[Start of section]

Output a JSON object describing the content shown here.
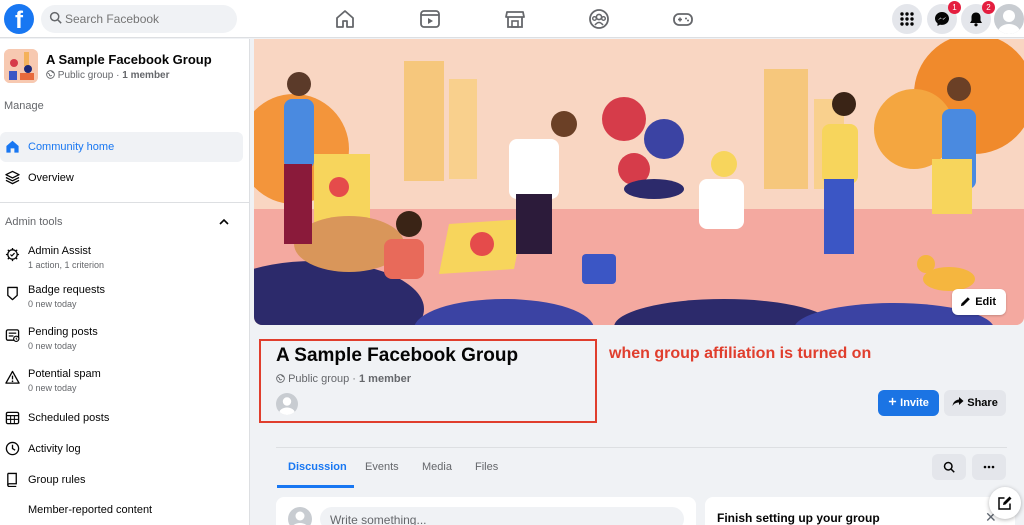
{
  "topbar": {
    "logo": "f",
    "search_placeholder": "Search Facebook",
    "nav_icons": [
      "home-icon",
      "watch-icon",
      "marketplace-icon",
      "groups-icon",
      "gaming-icon"
    ],
    "messenger_badge": "1",
    "notifications_badge": "2"
  },
  "sidebar": {
    "group_name": "A Sample Facebook Group",
    "group_privacy": "Public group",
    "group_members": "1 member",
    "manage_label": "Manage",
    "primary_items": [
      {
        "label": "Community home",
        "icon": "home-icon",
        "active": true
      },
      {
        "label": "Overview",
        "icon": "layers-icon",
        "active": false
      }
    ],
    "admin_tools_label": "Admin tools",
    "admin_items": [
      {
        "label": "Admin Assist",
        "sub": "1 action, 1 criterion"
      },
      {
        "label": "Badge requests",
        "sub": "0 new today"
      },
      {
        "label": "Pending posts",
        "sub": "0 new today"
      },
      {
        "label": "Potential spam",
        "sub": "0 new today"
      },
      {
        "label": "Scheduled posts"
      },
      {
        "label": "Activity log"
      },
      {
        "label": "Group rules"
      },
      {
        "label": "Member-reported content"
      }
    ]
  },
  "main": {
    "edit_label": "Edit",
    "group_title": "A Sample Facebook Group",
    "group_privacy": "Public group",
    "separator": " · ",
    "group_members": "1 member",
    "annotation": "when group affiliation is turned on",
    "invite_label": "Invite",
    "share_label": "Share",
    "tabs": [
      "Discussion",
      "Events",
      "Media",
      "Files"
    ],
    "composer_placeholder": "Write something...",
    "setup_title": "Finish setting up your group",
    "close_glyph": "✕"
  },
  "colors": {
    "brand": "#1877f2",
    "annotation": "#e03e2d",
    "notification_badge": "#e41e3f"
  }
}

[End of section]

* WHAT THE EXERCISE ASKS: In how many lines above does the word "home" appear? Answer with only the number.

* ANSWER TO THE EXERCISE: 3